Sunni Boot presents at CRTC Bell/Astral hearings
The ZenithOptimedia CEO said the deal should go through, and Quebecor's CEO argued against the takeover on day two of the CRTC hearings.
Day two of the CRTC hearings around the proposed purchase of Astral by BCE included Sunni Boot, CEO at ZenithOptimedia, taking the floor and presenting her pitch on why she says the deal should go through.
Boot told the regulator that Canadian media companies need content owners to be strong and profitable to compete with over-the-top services, which account for 11 million hours of content viewing.
“We need companies that can compete with the global behemoths of Google, Facebook, Apple and so on,” she said “These companies do not contribute to the system, are unregulated and are managed from afar.”
She says that while Zenith has and will continue to work with these companies, there needs to be Canadian alternatives with scale available to clients.

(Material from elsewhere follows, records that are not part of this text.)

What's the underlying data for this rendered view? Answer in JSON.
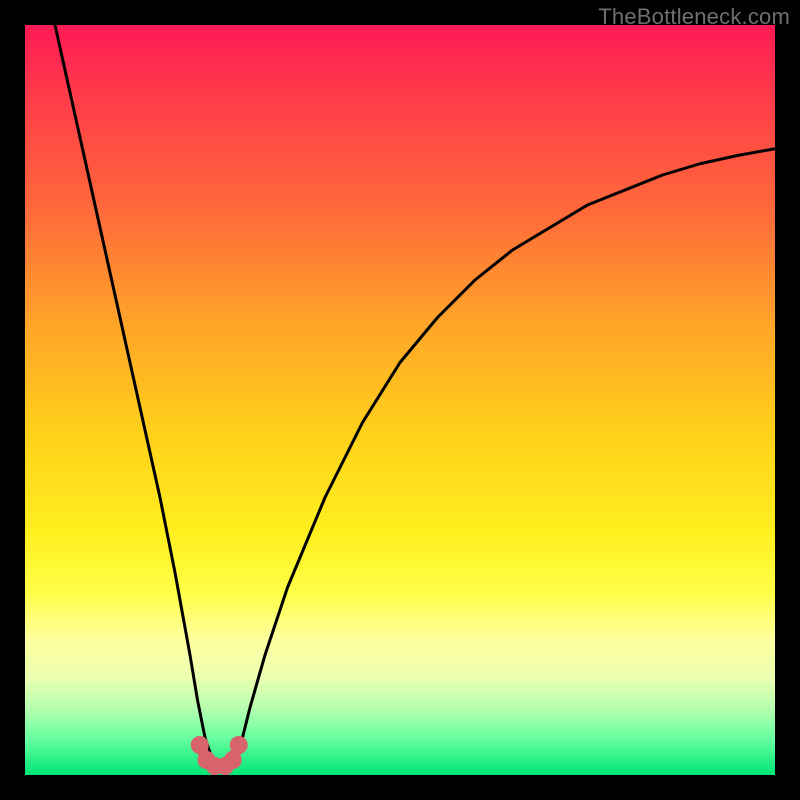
{
  "watermark": "TheBottleneck.com",
  "colors": {
    "background": "#000000",
    "curve_stroke": "#000000",
    "marker_fill": "#d9636b",
    "gradient_stops": [
      {
        "pct": 0,
        "hex": "#ff1a55"
      },
      {
        "pct": 10,
        "hex": "#ff3d49"
      },
      {
        "pct": 25,
        "hex": "#ff6a3a"
      },
      {
        "pct": 40,
        "hex": "#ffa528"
      },
      {
        "pct": 55,
        "hex": "#ffd21a"
      },
      {
        "pct": 68,
        "hex": "#fff01f"
      },
      {
        "pct": 76,
        "hex": "#ffff4a"
      },
      {
        "pct": 82,
        "hex": "#ffffa0"
      },
      {
        "pct": 87,
        "hex": "#eaffb0"
      },
      {
        "pct": 91,
        "hex": "#b8ffb0"
      },
      {
        "pct": 95,
        "hex": "#6affa0"
      },
      {
        "pct": 100,
        "hex": "#00e676"
      }
    ]
  },
  "chart_data": {
    "type": "line",
    "title": "",
    "xlabel": "",
    "ylabel": "",
    "xlim": [
      0,
      100
    ],
    "ylim": [
      0,
      100
    ],
    "grid": false,
    "series": [
      {
        "name": "left_branch",
        "x": [
          4,
          6,
          8,
          10,
          12,
          14,
          16,
          18,
          20,
          22,
          23,
          24,
          25
        ],
        "values": [
          100,
          91,
          82,
          73,
          64,
          55,
          46,
          37,
          27,
          16,
          10,
          5,
          2
        ]
      },
      {
        "name": "right_branch",
        "x": [
          28,
          29,
          30,
          32,
          35,
          40,
          45,
          50,
          55,
          60,
          65,
          70,
          75,
          80,
          85,
          90,
          95,
          100
        ],
        "values": [
          2,
          5,
          9,
          16,
          25,
          37,
          47,
          55,
          61,
          66,
          70,
          73,
          76,
          78,
          80,
          81.5,
          82.6,
          83.5
        ]
      }
    ],
    "markers": [
      {
        "x": 23.3,
        "y": 4.0
      },
      {
        "x": 24.2,
        "y": 2.0
      },
      {
        "x": 25.3,
        "y": 1.2
      },
      {
        "x": 26.7,
        "y": 1.2
      },
      {
        "x": 27.7,
        "y": 2.0
      },
      {
        "x": 28.5,
        "y": 4.0
      }
    ],
    "valley_path": {
      "x": [
        23.3,
        24.2,
        25.3,
        26.7,
        27.7,
        28.5
      ],
      "values": [
        4.0,
        2.0,
        1.2,
        1.2,
        2.0,
        4.0
      ]
    }
  }
}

The combination of Bell and Astral will provide one such alternative, she says.
“The merger before you will make both companies stronger, allowing them to better compete in a multi-screen environment that will include over-the-top services and increased investment with foreign owners as video in all forms explodes,” said Boot at her CRTC presentation.
Boot says this merger combines complementary television strengths, with Astral being predominantly French and Bell a major English TV player.
“The combination [of the companies] will provide advertiser benefits through increased content in both official languages, allow for content over more platforms, and the building of a domestic competitor to Netflix.”
She says both Bell and Astral have a history of both investing in Canadian content and bringing in foreign template shows which allow for client product integrations across multiple screens.
“We need that now, we need it at scale and we need more of it in the future,” says Boot.
BCE also got support for its transaction from Shaw Communications, which faces phone giant opposition from Telus in its main western Canadian market.
Shaw president Peter Bissonnette echoed BCE’s argument to the CRTC that it is girding for increased competition from US online giants like Netflix and Apple TV.
Arguing that the deal should not go through was Quebecor CEO Pierre Karl Peladeau, who called for a “pure rejection” of the $3.3 billion acquisition.
“Their arrogance knows no boundaries,” the Quebec media owner told broadcast regulators of Bell Media-parent BCE as it looks to apparently consolidate its hold on the Quebec market by taking over Astral Media.
Peladeau said a Bell Media/Astral combo will give BCE “monopolistic” power.
“If it were to be accepted, it will mark a point of no return for the future of telecommunications and broadcasting in Canada,” the Quebecor chief added.
The CRTC hearings around the proposed deal between Bell and Astral are scheduled to continue all week.
With files from Etan Vlessing